Now understandably she took it badly and was very upset firstly at the decisions Michael the people's puppet had made, but even more upset when she heard that the decisions reflected the thoughts of the public and not of Michael himself.

For in the microcosmic world of Big Brother popularity is everything. Your stay in the Big Brother house is in the hands of the public, and therefore by extension your life is in the public's hands too as the shy and reticent Sallie Axl found out to her cost in the first eviction last night.

However the public are a fickle bunch. I personally think the public's decision to label Wolfy as unattractive is pretty horrible.
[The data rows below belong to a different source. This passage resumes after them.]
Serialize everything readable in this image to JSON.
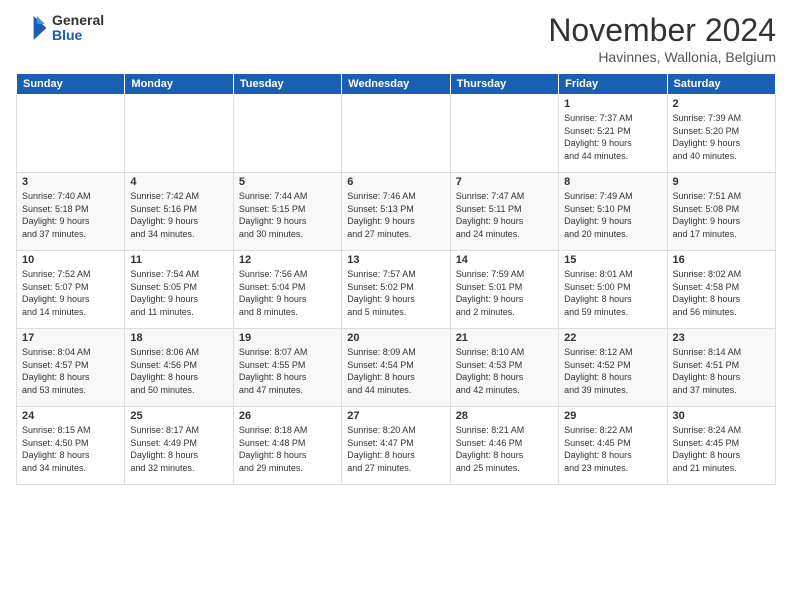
{
  "header": {
    "logo_general": "General",
    "logo_blue": "Blue",
    "month_title": "November 2024",
    "location": "Havinnes, Wallonia, Belgium"
  },
  "weekdays": [
    "Sunday",
    "Monday",
    "Tuesday",
    "Wednesday",
    "Thursday",
    "Friday",
    "Saturday"
  ],
  "weeks": [
    [
      {
        "day": "",
        "info": ""
      },
      {
        "day": "",
        "info": ""
      },
      {
        "day": "",
        "info": ""
      },
      {
        "day": "",
        "info": ""
      },
      {
        "day": "",
        "info": ""
      },
      {
        "day": "1",
        "info": "Sunrise: 7:37 AM\nSunset: 5:21 PM\nDaylight: 9 hours\nand 44 minutes."
      },
      {
        "day": "2",
        "info": "Sunrise: 7:39 AM\nSunset: 5:20 PM\nDaylight: 9 hours\nand 40 minutes."
      }
    ],
    [
      {
        "day": "3",
        "info": "Sunrise: 7:40 AM\nSunset: 5:18 PM\nDaylight: 9 hours\nand 37 minutes."
      },
      {
        "day": "4",
        "info": "Sunrise: 7:42 AM\nSunset: 5:16 PM\nDaylight: 9 hours\nand 34 minutes."
      },
      {
        "day": "5",
        "info": "Sunrise: 7:44 AM\nSunset: 5:15 PM\nDaylight: 9 hours\nand 30 minutes."
      },
      {
        "day": "6",
        "info": "Sunrise: 7:46 AM\nSunset: 5:13 PM\nDaylight: 9 hours\nand 27 minutes."
      },
      {
        "day": "7",
        "info": "Sunrise: 7:47 AM\nSunset: 5:11 PM\nDaylight: 9 hours\nand 24 minutes."
      },
      {
        "day": "8",
        "info": "Sunrise: 7:49 AM\nSunset: 5:10 PM\nDaylight: 9 hours\nand 20 minutes."
      },
      {
        "day": "9",
        "info": "Sunrise: 7:51 AM\nSunset: 5:08 PM\nDaylight: 9 hours\nand 17 minutes."
      }
    ],
    [
      {
        "day": "10",
        "info": "Sunrise: 7:52 AM\nSunset: 5:07 PM\nDaylight: 9 hours\nand 14 minutes."
      },
      {
        "day": "11",
        "info": "Sunrise: 7:54 AM\nSunset: 5:05 PM\nDaylight: 9 hours\nand 11 minutes."
      },
      {
        "day": "12",
        "info": "Sunrise: 7:56 AM\nSunset: 5:04 PM\nDaylight: 9 hours\nand 8 minutes."
      },
      {
        "day": "13",
        "info": "Sunrise: 7:57 AM\nSunset: 5:02 PM\nDaylight: 9 hours\nand 5 minutes."
      },
      {
        "day": "14",
        "info": "Sunrise: 7:59 AM\nSunset: 5:01 PM\nDaylight: 9 hours\nand 2 minutes."
      },
      {
        "day": "15",
        "info": "Sunrise: 8:01 AM\nSunset: 5:00 PM\nDaylight: 8 hours\nand 59 minutes."
      },
      {
        "day": "16",
        "info": "Sunrise: 8:02 AM\nSunset: 4:58 PM\nDaylight: 8 hours\nand 56 minutes."
      }
    ],
    [
      {
        "day": "17",
        "info": "Sunrise: 8:04 AM\nSunset: 4:57 PM\nDaylight: 8 hours\nand 53 minutes."
      },
      {
        "day": "18",
        "info": "Sunrise: 8:06 AM\nSunset: 4:56 PM\nDaylight: 8 hours\nand 50 minutes."
      },
      {
        "day": "19",
        "info": "Sunrise: 8:07 AM\nSunset: 4:55 PM\nDaylight: 8 hours\nand 47 minutes."
      },
      {
        "day": "20",
        "info": "Sunrise: 8:09 AM\nSunset: 4:54 PM\nDaylight: 8 hours\nand 44 minutes."
      },
      {
        "day": "21",
        "info": "Sunrise: 8:10 AM\nSunset: 4:53 PM\nDaylight: 8 hours\nand 42 minutes."
      },
      {
        "day": "22",
        "info": "Sunrise: 8:12 AM\nSunset: 4:52 PM\nDaylight: 8 hours\nand 39 minutes."
      },
      {
        "day": "23",
        "info": "Sunrise: 8:14 AM\nSunset: 4:51 PM\nDaylight: 8 hours\nand 37 minutes."
      }
    ],
    [
      {
        "day": "24",
        "info": "Sunrise: 8:15 AM\nSunset: 4:50 PM\nDaylight: 8 hours\nand 34 minutes."
      },
      {
        "day": "25",
        "info": "Sunrise: 8:17 AM\nSunset: 4:49 PM\nDaylight: 8 hours\nand 32 minutes."
      },
      {
        "day": "26",
        "info": "Sunrise: 8:18 AM\nSunset: 4:48 PM\nDaylight: 8 hours\nand 29 minutes."
      },
      {
        "day": "27",
        "info": "Sunrise: 8:20 AM\nSunset: 4:47 PM\nDaylight: 8 hours\nand 27 minutes."
      },
      {
        "day": "28",
        "info": "Sunrise: 8:21 AM\nSunset: 4:46 PM\nDaylight: 8 hours\nand 25 minutes."
      },
      {
        "day": "29",
        "info": "Sunrise: 8:22 AM\nSunset: 4:45 PM\nDaylight: 8 hours\nand 23 minutes."
      },
      {
        "day": "30",
        "info": "Sunrise: 8:24 AM\nSunset: 4:45 PM\nDaylight: 8 hours\nand 21 minutes."
      }
    ]
  ]
}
The thing is in the lesbian world, attractiveness is a much wider telescope that in heteronormative society. Lesbian is a pluralistic term, and therefore there are many more shades of attractiveness. I have spent a long time on the gay scene and I would say that my definition of what is attractive and not has definitely broadened. This is a win-win situation as it makes me a more open person. Yes Wolfy may not be a conventional attractive beauty queen from a moisturiser advert. However it doesn't mean that he does not have beauty of her own that transcends the boundaries of heteronormativity.

Before you start thinking this is my page to take Wolfy Millington on a date when she leaves the Big Brother house it isn't.
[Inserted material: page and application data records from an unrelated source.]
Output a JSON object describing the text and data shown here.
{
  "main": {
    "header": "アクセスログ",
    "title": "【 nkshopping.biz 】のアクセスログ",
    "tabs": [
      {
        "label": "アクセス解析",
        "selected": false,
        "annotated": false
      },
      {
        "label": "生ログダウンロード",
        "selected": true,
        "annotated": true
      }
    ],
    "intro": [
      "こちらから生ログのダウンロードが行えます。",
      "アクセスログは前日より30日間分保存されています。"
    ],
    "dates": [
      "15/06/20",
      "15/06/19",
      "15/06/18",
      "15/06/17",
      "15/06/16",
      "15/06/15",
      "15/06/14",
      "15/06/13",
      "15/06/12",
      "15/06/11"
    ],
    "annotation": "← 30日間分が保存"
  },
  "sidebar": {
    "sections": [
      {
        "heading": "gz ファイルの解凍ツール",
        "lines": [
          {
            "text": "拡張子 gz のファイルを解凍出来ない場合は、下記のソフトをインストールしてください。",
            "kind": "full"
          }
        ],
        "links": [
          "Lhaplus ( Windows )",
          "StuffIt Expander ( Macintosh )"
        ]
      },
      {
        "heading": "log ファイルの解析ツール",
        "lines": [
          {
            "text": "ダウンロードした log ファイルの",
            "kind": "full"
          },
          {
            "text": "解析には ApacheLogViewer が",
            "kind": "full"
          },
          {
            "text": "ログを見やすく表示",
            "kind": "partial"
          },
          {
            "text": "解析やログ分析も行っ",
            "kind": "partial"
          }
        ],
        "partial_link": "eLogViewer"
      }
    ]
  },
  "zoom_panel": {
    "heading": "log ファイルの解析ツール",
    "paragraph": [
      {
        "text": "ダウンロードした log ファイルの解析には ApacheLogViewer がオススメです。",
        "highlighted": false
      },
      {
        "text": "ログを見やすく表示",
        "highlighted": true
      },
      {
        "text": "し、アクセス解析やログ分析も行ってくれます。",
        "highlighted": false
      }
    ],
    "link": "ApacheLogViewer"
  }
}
I think the next part of her monologue with Big Brother teaches us something about feminism too. She says, and I quote;

"I'm here to do this for everyone that is a bit different and overweight who thinks they haven't got anyone - and feels alone I will do it for you I will win this."

This message is not without schmaltz.

But more positively we can see emerging here a role model for those who do feel different and who don't feel they quite measure up to the rigidity of the beauty standards laid down in the mass media. Higher standards of perfection are expected from women, and it is a certain type of identikit perfection. When I walk down the street, the majority of women look similar to me. They dress in similar ways, and in similar outfits. Often in my view, some harsh criticism of women comes from women themselves, misogyny notwithstanding.

For those who fall outside of that paradigms, as a Shamanic fisherwoman definitely does facing off against the ruthless public that are the Big Brother audience can seem an altogether more gargantuan task. Wolfy did break down after learning she had been nominated in the categories of least hygienic and most unattractive housemate who wouldn't?

She may not be getting the straight male vote either as she is not eligible for them to be attracted to.

But what I saw later was a woman fighting back against the public, but in a way also as an ambassador to the public who feel the same way as Wolfy does.

Undoubtedly they do exist. If she has that image in mind of doing it for those who are different, overweight single and lonely this will resonate with a lot of the voting public who will hopefully pick up the telephone and vote to keep her in.

What is beauty anyway? Beauty is in the eye of the beholder. I have seen lots of people like Wolfy on the gay scene. Those who are different. They get my respect because they have courage to be themselves, regardless of what anyone thinks. They are their own beautiful. Difference is uber cool really.

As to Wolfy's hygiene I have not even bothered to address that here. Whoever voted in that category has a very puerile mind. If somebody has invented smellovision though, can they let me know? I'll switch it on when there is an advert for apple pie on.

Just because Wolfy is a nonconformist woman it doesn't mean she's any less beautiful, any less hygienic or any less of a woman. Men would not I believe be judged so harshly. I look forward to seeing the rest of her journey progress.

To clarify I am no longer a Big Brother refusenik. Secrets and lies have got me interested. What does that say about the human condition? I think that's for another article.